Web page and app entries:
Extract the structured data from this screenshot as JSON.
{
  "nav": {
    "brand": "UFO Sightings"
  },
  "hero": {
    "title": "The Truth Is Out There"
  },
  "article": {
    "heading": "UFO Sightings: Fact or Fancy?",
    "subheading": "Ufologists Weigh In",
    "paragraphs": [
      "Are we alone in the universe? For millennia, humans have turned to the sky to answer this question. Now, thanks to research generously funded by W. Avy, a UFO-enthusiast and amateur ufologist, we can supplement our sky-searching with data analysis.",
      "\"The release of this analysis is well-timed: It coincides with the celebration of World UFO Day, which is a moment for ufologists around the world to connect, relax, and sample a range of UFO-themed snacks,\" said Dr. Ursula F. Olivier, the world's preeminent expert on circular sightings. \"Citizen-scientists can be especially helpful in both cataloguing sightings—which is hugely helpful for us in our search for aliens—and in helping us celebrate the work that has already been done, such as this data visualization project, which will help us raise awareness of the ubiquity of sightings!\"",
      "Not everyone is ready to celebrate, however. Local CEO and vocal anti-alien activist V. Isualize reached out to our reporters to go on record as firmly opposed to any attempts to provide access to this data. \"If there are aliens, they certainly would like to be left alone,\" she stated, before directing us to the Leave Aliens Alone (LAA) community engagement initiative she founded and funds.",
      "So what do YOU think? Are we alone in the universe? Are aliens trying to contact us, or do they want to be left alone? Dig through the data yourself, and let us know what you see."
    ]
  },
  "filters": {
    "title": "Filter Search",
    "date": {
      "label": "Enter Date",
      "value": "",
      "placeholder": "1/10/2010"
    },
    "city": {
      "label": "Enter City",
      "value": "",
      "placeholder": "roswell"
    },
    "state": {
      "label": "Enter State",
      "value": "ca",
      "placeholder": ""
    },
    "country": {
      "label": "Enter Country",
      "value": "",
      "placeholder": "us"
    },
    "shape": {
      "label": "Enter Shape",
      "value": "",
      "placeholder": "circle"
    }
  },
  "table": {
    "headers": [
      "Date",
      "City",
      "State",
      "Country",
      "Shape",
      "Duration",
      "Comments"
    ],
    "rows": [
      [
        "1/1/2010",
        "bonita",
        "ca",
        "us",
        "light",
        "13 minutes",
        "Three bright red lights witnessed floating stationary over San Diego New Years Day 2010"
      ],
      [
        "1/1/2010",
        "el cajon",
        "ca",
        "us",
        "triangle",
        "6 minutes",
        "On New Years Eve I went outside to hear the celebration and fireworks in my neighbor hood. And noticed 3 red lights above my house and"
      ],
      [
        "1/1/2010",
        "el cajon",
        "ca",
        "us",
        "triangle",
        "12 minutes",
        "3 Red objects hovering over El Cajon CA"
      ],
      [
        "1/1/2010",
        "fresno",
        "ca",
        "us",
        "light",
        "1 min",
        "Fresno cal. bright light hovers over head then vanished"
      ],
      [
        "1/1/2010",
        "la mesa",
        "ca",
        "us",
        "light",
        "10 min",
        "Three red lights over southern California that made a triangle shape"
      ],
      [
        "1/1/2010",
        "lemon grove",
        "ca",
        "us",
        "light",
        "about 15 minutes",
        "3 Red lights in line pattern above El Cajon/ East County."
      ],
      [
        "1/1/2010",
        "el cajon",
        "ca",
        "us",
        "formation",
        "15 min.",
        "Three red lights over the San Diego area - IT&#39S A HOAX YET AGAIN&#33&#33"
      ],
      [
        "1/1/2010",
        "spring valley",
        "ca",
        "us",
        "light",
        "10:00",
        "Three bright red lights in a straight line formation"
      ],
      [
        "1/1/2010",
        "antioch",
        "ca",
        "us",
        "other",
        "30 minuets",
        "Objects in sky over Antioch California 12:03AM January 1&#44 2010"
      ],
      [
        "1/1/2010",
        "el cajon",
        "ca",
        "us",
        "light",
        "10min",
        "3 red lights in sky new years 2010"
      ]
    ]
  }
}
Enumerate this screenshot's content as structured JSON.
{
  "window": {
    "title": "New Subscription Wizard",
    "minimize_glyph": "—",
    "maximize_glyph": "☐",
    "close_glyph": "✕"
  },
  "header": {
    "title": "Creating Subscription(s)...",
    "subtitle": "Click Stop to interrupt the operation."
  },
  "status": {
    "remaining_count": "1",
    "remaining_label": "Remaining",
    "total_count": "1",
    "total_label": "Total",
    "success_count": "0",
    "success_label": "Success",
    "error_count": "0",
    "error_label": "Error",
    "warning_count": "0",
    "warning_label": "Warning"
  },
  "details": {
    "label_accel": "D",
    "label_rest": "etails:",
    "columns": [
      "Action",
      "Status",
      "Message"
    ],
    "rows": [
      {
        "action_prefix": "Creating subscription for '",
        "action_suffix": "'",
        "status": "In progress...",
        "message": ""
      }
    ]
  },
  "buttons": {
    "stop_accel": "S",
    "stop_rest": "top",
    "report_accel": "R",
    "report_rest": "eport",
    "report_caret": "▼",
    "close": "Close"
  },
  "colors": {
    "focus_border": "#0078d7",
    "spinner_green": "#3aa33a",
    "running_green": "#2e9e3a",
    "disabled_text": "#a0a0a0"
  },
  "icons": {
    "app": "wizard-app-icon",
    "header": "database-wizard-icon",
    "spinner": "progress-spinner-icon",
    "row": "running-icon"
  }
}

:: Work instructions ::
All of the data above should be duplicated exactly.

:: Solution ::
Extract the structured data from this screenshot as JSON.
{
  "nav": {
    "brand": "UFO Sightings"
  },
  "hero": {
    "title": "The Truth Is Out There"
  },
  "article": {
    "heading": "UFO Sightings: Fact or Fancy?",
    "subheading": "Ufologists Weigh In",
    "paragraphs": [
      "Are we alone in the universe? For millennia, humans have turned to the sky to answer this question. Now, thanks to research generously funded by W. Avy, a UFO-enthusiast and amateur ufologist, we can supplement our sky-searching with data analysis.",
      "\"The release of this analysis is well-timed: It coincides with the celebration of World UFO Day, which is a moment for ufologists around the world to connect, relax, and sample a range of UFO-themed snacks,\" said Dr. Ursula F. Olivier, the world's preeminent expert on circular sightings. \"Citizen-scientists can be especially helpful in both cataloguing sightings—which is hugely helpful for us in our search for aliens—and in helping us celebrate the work that has already been done, such as this data visualization project, which will help us raise awareness of the ubiquity of sightings!\"",
      "Not everyone is ready to celebrate, however. Local CEO and vocal anti-alien activist V. Isualize reached out to our reporters to go on record as firmly opposed to any attempts to provide access to this data. \"If there are aliens, they certainly would like to be left alone,\" she stated, before directing us to the Leave Aliens Alone (LAA) community engagement initiative she founded and funds.",
      "So what do YOU think? Are we alone in the universe? Are aliens trying to contact us, or do they want to be left alone? Dig through the data yourself, and let us know what you see."
    ]
  },
  "filters": {
    "title": "Filter Search",
    "date": {
      "label": "Enter Date",
      "value": "",
      "placeholder": "1/10/2010"
    },
    "city": {
      "label": "Enter City",
      "value": "",
      "placeholder": "roswell"
    },
    "state": {
      "label": "Enter State",
      "value": "ca",
      "placeholder": ""
    },
    "country": {
      "label": "Enter Country",
      "value": "",
      "placeholder": "us"
    },
    "shape": {
      "label": "Enter Shape",
      "value": "",
      "placeholder": "circle"
    }
  },
  "table": {
    "headers": [
      "Date",
      "City",
      "State",
      "Country",
      "Shape",
      "Duration",
      "Comments"
    ],
    "rows": [
      [
        "1/1/2010",
        "bonita",
        "ca",
        "us",
        "light",
        "13 minutes",
        "Three bright red lights witnessed floating stationary over San Diego New Years Day 2010"
      ],
      [
        "1/1/2010",
        "el cajon",
        "ca",
        "us",
        "triangle",
        "6 minutes",
        "On New Years Eve I went outside to hear the celebration and fireworks in my neighbor hood. And noticed 3 red lights above my house and"
      ],
      [
        "1/1/2010",
        "el cajon",
        "ca",
        "us",
        "triangle",
        "12 minutes",
        "3 Red objects hovering over El Cajon CA"
      ],
      [
        "1/1/2010",
        "fresno",
        "ca",
        "us",
        "light",
        "1 min",
        "Fresno cal. bright light hovers over head then vanished"
      ],
      [
        "1/1/2010",
        "la mesa",
        "ca",
        "us",
        "light",
        "10 min",
        "Three red lights over southern California that made a triangle shape"
      ],
      [
        "1/1/2010",
        "lemon grove",
        "ca",
        "us",
        "light",
        "about 15 minutes",
        "3 Red lights in line pattern above El Cajon/ East County."
      ],
      [
        "1/1/2010",
        "el cajon",
        "ca",
        "us",
        "formation",
        "15 min.",
        "Three red lights over the San Diego area - IT&#39S A HOAX YET AGAIN&#33&#33"
      ],
      [
        "1/1/2010",
        "spring valley",
        "ca",
        "us",
        "light",
        "10:00",
        "Three bright red lights in a straight line formation"
      ],
      [
        "1/1/2010",
        "antioch",
        "ca",
        "us",
        "other",
        "30 minuets",
        "Objects in sky over Antioch California 12:03AM January 1&#44 2010"
      ],
      [
        "1/1/2010",
        "el cajon",
        "ca",
        "us",
        "light",
        "10min",
        "3 red lights in sky new years 2010"
      ]
    ]
  }
}
Enumerate this screenshot's content as structured JSON.
{
  "window": {
    "title": "New Subscription Wizard",
    "minimize_glyph": "—",
    "maximize_glyph": "☐",
    "close_glyph": "✕"
  },
  "header": {
    "title": "Creating Subscription(s)...",
    "subtitle": "Click Stop to interrupt the operation."
  },
  "status": {
    "remaining_count": "1",
    "remaining_label": "Remaining",
    "total_count": "1",
    "total_label": "Total",
    "success_count": "0",
    "success_label": "Success",
    "error_count": "0",
    "error_label": "Error",
    "warning_count": "0",
    "warning_label": "Warning"
  },
  "details": {
    "label_accel": "D",
    "label_rest": "etails:",
    "columns": [
      "Action",
      "Status",
      "Message"
    ],
    "rows": [
      {
        "action_prefix": "Creating subscription for '",
        "action_suffix": "'",
        "status": "In progress...",
        "message": ""
      }
    ]
  },
  "buttons": {
    "stop_accel": "S",
    "stop_rest": "top",
    "report_accel": "R",
    "report_rest": "eport",
    "report_caret": "▼",
    "close": "Close"
  },
  "colors": {
    "focus_border": "#0078d7",
    "spinner_green": "#3aa33a",
    "running_green": "#2e9e3a",
    "disabled_text": "#a0a0a0"
  },
  "icons": {
    "app": "wizard-app-icon",
    "header": "database-wizard-icon",
    "spinner": "progress-spinner-icon",
    "row": "running-icon"
  }
}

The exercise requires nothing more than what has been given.